Data entries:
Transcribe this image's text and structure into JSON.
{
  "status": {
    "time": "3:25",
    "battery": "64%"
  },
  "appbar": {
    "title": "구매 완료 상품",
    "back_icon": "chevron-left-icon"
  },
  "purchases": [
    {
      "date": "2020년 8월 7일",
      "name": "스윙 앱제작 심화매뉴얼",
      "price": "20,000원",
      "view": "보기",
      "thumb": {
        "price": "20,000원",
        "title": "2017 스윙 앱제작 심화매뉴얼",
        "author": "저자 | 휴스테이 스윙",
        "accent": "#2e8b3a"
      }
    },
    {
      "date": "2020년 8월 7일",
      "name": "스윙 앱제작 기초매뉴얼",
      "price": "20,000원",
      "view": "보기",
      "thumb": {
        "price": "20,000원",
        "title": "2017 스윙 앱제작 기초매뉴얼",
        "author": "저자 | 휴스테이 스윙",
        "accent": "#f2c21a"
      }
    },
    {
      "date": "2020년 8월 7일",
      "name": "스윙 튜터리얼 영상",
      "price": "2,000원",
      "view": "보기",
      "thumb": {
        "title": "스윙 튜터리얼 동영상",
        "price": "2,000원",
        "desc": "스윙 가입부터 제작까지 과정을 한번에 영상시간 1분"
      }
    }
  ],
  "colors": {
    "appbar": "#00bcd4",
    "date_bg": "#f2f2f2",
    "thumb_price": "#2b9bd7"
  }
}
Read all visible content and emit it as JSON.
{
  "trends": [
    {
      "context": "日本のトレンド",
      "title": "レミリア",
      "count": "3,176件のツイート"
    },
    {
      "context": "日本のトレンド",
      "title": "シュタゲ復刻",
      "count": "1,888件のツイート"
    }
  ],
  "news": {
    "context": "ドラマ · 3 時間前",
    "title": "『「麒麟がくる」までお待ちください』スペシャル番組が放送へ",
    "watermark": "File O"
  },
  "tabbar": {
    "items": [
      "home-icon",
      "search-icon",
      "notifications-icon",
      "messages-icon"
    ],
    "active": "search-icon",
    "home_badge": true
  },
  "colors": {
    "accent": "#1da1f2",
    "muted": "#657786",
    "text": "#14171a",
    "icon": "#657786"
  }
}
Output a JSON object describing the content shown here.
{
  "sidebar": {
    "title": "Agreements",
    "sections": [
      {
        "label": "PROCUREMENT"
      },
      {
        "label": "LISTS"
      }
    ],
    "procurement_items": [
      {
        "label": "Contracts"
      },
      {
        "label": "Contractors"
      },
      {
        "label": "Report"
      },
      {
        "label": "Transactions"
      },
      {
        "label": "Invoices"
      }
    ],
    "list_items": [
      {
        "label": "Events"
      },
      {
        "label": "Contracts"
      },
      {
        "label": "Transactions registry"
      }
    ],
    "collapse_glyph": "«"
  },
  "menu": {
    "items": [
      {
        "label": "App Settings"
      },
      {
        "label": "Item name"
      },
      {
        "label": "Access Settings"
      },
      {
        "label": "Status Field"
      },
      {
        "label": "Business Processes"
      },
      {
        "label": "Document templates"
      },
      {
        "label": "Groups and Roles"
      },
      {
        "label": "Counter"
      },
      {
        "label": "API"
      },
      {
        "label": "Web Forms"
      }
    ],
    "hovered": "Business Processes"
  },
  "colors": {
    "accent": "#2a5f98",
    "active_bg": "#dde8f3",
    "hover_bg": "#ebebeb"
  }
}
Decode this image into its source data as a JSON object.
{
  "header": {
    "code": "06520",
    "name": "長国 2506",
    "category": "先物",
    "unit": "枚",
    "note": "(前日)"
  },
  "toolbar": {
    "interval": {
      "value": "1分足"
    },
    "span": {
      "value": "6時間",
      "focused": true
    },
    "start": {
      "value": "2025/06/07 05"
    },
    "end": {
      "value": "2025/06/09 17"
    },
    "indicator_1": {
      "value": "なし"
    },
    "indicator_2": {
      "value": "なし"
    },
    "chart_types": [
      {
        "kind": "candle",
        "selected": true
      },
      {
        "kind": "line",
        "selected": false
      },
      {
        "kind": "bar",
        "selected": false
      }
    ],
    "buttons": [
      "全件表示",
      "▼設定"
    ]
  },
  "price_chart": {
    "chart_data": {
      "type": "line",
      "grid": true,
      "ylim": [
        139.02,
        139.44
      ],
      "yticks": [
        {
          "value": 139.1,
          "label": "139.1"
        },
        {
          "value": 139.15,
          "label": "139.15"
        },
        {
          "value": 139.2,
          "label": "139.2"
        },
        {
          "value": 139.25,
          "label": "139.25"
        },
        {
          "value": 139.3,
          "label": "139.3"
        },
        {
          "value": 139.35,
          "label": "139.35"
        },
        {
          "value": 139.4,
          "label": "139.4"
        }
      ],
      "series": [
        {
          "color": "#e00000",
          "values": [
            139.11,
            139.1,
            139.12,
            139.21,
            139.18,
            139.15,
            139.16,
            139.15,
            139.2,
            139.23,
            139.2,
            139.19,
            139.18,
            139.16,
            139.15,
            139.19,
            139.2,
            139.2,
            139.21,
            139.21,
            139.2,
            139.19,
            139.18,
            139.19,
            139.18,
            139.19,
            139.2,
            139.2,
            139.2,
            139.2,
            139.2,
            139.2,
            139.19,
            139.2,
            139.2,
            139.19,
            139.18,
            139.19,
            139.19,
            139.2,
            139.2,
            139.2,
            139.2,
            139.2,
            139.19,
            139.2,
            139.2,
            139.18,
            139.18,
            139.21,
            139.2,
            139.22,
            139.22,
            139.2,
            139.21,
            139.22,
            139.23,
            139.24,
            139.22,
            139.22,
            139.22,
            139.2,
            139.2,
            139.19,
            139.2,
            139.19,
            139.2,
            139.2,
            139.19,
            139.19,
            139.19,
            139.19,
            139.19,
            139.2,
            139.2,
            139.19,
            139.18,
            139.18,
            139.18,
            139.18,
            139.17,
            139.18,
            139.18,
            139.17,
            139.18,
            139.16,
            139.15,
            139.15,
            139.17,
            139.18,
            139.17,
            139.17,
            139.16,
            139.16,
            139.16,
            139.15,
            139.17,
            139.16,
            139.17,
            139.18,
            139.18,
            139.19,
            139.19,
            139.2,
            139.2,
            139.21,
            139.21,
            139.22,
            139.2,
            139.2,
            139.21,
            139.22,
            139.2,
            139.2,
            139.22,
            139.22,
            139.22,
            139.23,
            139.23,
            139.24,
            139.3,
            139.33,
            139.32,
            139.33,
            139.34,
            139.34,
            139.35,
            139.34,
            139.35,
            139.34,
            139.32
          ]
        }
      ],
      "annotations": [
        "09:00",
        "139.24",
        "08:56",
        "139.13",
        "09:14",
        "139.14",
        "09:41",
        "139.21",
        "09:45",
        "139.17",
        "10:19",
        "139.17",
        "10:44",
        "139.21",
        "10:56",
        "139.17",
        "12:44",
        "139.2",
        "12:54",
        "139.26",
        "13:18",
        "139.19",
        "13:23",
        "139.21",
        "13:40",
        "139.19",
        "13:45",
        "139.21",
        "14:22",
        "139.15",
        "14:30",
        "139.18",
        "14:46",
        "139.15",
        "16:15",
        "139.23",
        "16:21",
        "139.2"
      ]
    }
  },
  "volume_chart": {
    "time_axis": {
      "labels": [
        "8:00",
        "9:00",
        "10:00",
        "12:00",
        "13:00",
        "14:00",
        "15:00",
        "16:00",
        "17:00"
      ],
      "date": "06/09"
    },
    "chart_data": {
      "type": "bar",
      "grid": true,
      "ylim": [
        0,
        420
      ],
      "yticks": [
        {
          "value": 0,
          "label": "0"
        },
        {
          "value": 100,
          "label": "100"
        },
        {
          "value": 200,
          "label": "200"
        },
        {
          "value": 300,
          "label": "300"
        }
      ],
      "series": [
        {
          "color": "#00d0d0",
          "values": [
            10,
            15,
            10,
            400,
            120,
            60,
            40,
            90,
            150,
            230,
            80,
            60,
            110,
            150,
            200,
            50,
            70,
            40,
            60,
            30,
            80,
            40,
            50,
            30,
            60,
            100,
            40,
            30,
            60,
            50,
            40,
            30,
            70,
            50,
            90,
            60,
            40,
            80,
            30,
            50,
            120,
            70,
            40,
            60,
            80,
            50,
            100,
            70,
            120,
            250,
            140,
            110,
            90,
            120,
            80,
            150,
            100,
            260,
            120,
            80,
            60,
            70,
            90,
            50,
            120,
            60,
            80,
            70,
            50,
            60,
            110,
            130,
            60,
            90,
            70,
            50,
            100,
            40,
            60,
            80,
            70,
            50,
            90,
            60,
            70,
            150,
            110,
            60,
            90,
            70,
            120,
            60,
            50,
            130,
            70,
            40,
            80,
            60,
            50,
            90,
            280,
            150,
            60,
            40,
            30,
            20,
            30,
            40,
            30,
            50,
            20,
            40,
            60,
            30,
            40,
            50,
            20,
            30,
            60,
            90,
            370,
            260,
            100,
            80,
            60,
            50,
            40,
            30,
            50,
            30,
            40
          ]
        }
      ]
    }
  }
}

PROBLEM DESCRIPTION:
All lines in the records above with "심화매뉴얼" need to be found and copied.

REPLY TO THE TASK:
      "name": "스윙 앱제작 심화매뉴얼",
        "title": "2017 스윙 앱제작 심화매뉴얼",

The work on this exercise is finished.